*TASK DIRECTIONS*:
Please find every line in the entries below that contains the string "Dane", and copy it.

- - -

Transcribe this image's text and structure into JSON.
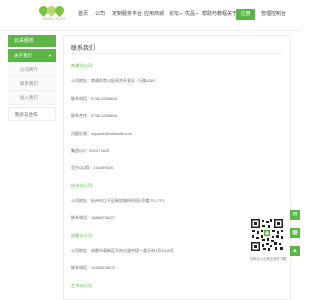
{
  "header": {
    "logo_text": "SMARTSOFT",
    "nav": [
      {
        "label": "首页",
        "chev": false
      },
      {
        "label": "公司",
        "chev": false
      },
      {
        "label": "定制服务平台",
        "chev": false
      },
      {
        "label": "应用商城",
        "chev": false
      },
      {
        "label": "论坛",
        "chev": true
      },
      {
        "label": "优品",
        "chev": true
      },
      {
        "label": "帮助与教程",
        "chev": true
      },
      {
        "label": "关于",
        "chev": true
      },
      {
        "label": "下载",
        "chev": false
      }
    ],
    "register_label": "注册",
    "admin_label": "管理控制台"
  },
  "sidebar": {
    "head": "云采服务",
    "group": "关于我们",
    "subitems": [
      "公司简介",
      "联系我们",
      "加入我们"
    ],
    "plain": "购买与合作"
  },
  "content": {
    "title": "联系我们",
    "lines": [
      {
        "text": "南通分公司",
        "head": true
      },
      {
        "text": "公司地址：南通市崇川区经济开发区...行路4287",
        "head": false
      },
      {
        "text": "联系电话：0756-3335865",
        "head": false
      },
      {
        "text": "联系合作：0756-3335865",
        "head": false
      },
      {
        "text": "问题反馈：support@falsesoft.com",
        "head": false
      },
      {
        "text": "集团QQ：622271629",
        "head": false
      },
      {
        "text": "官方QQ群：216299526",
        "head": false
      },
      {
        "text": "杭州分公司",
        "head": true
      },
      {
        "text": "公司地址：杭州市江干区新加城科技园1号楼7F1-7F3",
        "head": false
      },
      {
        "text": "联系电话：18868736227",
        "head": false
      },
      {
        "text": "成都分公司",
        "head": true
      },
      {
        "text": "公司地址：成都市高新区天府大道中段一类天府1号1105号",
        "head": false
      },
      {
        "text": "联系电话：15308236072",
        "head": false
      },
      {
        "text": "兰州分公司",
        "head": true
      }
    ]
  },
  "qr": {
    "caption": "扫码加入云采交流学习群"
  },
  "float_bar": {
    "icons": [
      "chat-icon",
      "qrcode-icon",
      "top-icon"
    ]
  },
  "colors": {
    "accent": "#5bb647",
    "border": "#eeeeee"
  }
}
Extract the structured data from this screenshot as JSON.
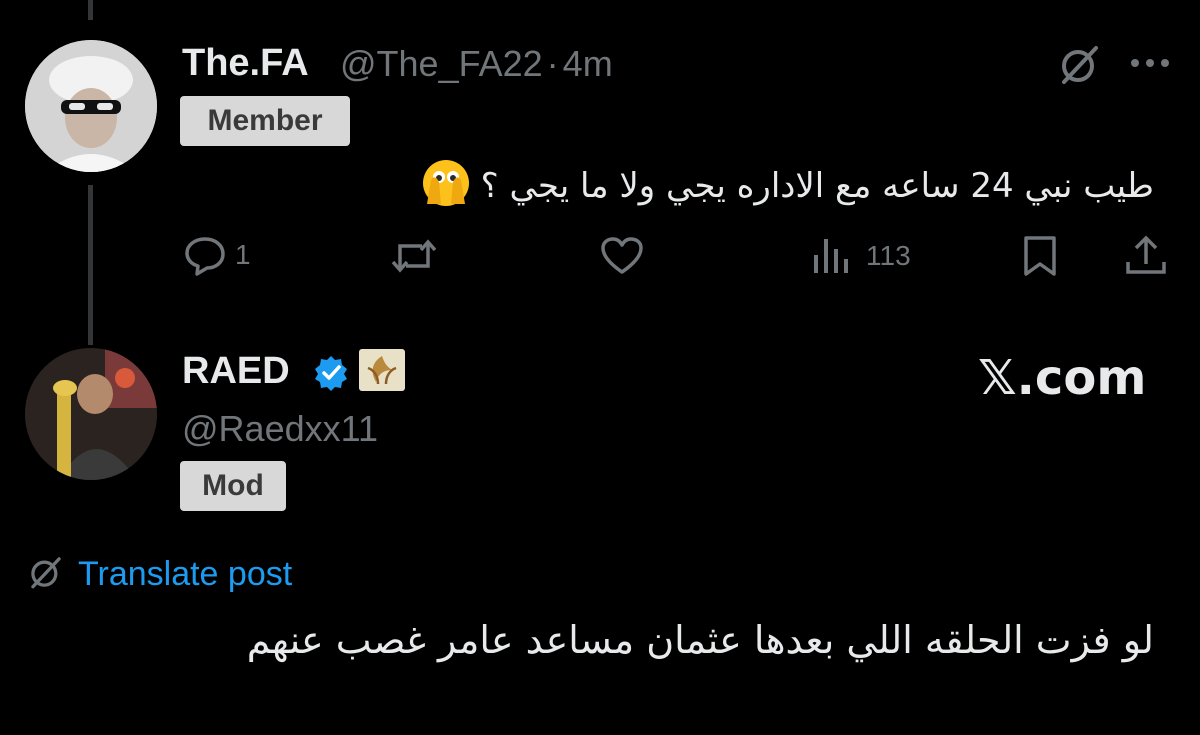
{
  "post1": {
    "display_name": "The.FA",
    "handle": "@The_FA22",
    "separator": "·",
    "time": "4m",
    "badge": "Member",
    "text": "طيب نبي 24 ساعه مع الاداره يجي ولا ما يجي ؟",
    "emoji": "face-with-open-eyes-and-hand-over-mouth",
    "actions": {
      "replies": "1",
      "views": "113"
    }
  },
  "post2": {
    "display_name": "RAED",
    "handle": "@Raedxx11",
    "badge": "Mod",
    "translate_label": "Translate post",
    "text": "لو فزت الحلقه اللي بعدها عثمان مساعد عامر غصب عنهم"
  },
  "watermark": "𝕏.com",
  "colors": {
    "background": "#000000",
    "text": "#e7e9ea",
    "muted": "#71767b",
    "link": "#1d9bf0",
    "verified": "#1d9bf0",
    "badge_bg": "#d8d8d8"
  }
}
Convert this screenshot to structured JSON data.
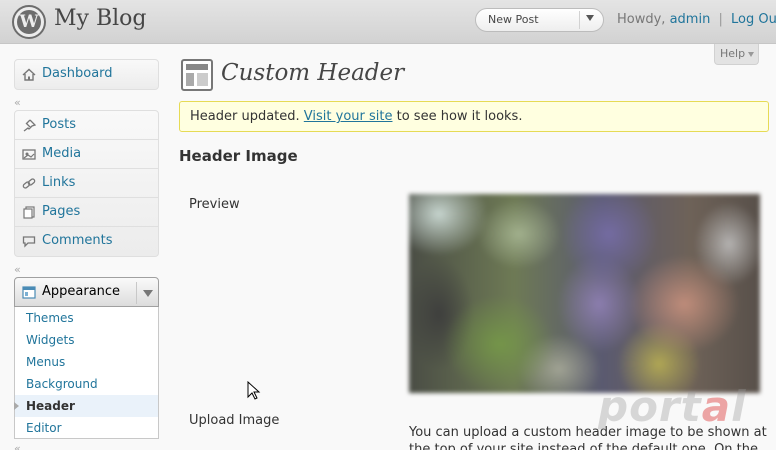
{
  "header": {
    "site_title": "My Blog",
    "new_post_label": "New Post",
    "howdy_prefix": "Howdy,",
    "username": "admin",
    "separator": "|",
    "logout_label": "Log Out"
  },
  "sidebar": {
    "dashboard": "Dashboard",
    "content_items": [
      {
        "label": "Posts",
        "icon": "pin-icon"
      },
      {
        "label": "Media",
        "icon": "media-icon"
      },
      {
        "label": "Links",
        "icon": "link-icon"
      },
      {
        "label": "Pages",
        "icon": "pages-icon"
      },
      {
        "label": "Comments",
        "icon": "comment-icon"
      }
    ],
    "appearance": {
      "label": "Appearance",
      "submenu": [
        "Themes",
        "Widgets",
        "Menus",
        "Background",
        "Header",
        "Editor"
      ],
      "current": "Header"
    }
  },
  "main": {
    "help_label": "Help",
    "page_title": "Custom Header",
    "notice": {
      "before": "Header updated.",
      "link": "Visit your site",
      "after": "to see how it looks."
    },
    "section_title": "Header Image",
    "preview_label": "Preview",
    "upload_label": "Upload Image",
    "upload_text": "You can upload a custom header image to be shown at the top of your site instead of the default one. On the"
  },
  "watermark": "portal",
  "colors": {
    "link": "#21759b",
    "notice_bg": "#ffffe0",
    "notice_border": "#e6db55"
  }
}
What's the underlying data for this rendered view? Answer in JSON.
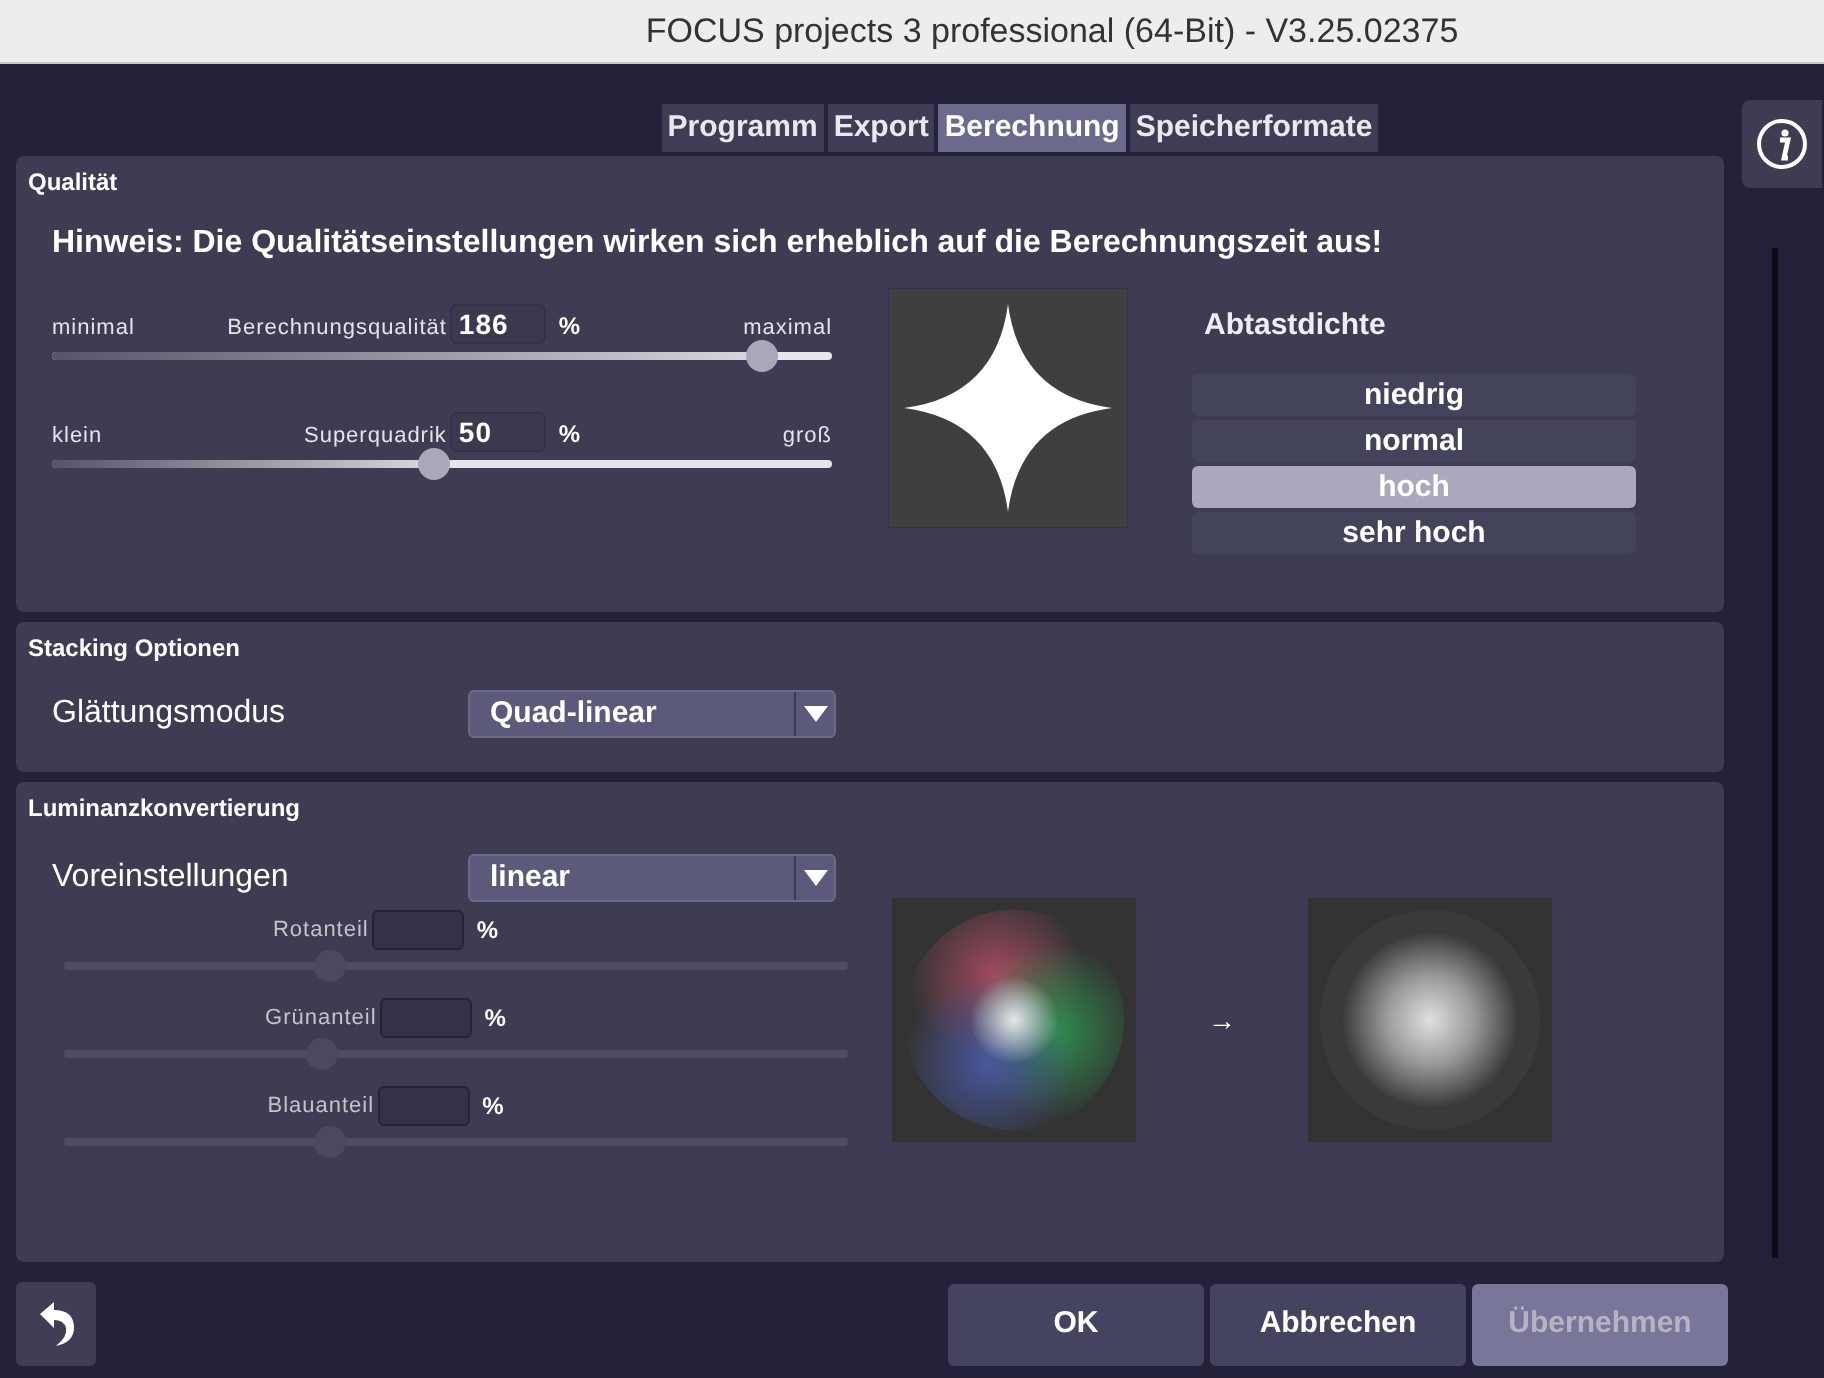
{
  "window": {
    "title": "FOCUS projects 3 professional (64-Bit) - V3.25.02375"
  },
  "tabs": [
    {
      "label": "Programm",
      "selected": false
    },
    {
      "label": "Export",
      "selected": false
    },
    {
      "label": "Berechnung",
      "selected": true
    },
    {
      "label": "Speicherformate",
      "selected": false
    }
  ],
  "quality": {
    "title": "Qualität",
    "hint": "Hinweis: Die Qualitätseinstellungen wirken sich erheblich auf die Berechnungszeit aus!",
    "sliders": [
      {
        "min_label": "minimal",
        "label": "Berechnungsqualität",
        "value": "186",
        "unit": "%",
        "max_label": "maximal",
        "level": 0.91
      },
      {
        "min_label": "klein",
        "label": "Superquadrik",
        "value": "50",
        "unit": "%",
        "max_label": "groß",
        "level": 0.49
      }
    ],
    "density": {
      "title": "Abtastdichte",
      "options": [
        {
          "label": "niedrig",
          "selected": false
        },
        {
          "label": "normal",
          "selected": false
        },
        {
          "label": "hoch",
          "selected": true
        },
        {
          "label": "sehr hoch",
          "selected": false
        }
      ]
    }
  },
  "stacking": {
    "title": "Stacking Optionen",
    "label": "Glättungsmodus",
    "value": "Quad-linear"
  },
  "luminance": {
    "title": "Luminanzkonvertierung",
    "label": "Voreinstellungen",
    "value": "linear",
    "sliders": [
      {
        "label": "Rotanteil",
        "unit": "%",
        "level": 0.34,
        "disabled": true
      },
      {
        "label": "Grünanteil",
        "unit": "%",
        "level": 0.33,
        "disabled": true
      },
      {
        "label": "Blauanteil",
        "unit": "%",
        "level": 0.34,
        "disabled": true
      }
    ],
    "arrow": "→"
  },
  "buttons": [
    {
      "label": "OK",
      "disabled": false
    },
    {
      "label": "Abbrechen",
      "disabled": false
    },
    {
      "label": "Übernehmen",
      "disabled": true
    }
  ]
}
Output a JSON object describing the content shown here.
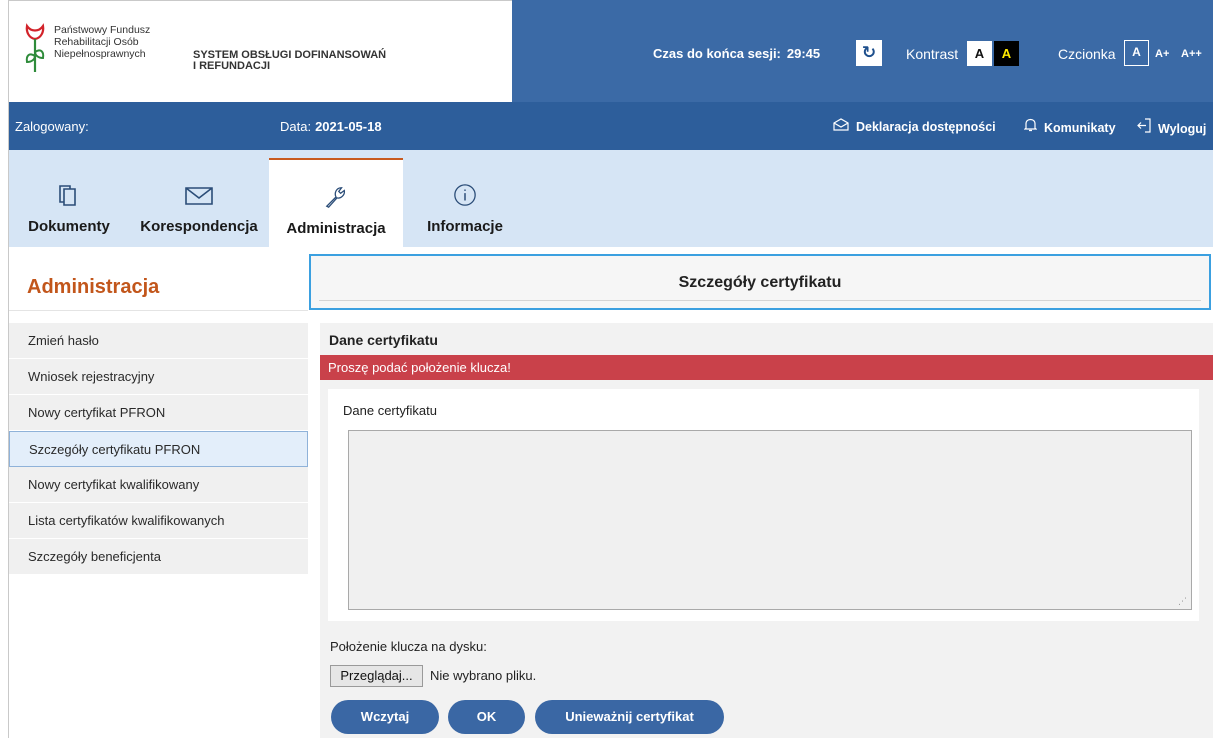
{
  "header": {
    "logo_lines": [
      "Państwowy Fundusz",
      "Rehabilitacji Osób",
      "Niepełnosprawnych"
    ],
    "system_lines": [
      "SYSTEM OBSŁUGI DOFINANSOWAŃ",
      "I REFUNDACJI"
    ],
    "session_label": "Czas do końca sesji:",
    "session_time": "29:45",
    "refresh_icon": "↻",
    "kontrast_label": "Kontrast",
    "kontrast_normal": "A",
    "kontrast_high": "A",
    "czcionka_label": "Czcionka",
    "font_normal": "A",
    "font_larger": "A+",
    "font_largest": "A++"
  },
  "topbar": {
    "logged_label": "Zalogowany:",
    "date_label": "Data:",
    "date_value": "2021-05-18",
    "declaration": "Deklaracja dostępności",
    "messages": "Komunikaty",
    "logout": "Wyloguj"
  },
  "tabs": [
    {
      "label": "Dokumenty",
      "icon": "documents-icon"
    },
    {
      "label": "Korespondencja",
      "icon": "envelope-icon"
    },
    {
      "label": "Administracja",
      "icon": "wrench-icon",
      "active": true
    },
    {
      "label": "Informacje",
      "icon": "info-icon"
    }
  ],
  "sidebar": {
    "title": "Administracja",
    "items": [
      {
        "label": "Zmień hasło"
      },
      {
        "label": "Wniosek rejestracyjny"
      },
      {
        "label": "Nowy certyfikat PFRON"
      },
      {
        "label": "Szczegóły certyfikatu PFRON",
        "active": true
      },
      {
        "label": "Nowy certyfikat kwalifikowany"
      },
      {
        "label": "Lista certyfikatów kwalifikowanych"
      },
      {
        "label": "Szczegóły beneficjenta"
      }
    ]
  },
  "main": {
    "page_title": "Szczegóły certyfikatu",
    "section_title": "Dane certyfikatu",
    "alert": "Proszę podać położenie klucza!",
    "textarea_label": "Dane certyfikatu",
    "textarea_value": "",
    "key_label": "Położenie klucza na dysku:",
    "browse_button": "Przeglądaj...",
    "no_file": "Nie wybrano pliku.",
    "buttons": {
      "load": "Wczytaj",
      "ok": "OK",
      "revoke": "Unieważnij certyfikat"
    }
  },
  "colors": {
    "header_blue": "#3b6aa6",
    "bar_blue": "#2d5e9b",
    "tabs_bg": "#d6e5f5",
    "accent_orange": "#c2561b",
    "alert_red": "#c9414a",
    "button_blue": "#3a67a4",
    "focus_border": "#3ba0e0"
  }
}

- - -

*ANSWER SECTION*:
    "section_title": "Dane certyfikatu",
    "textarea_label": "Dane certyfikatu",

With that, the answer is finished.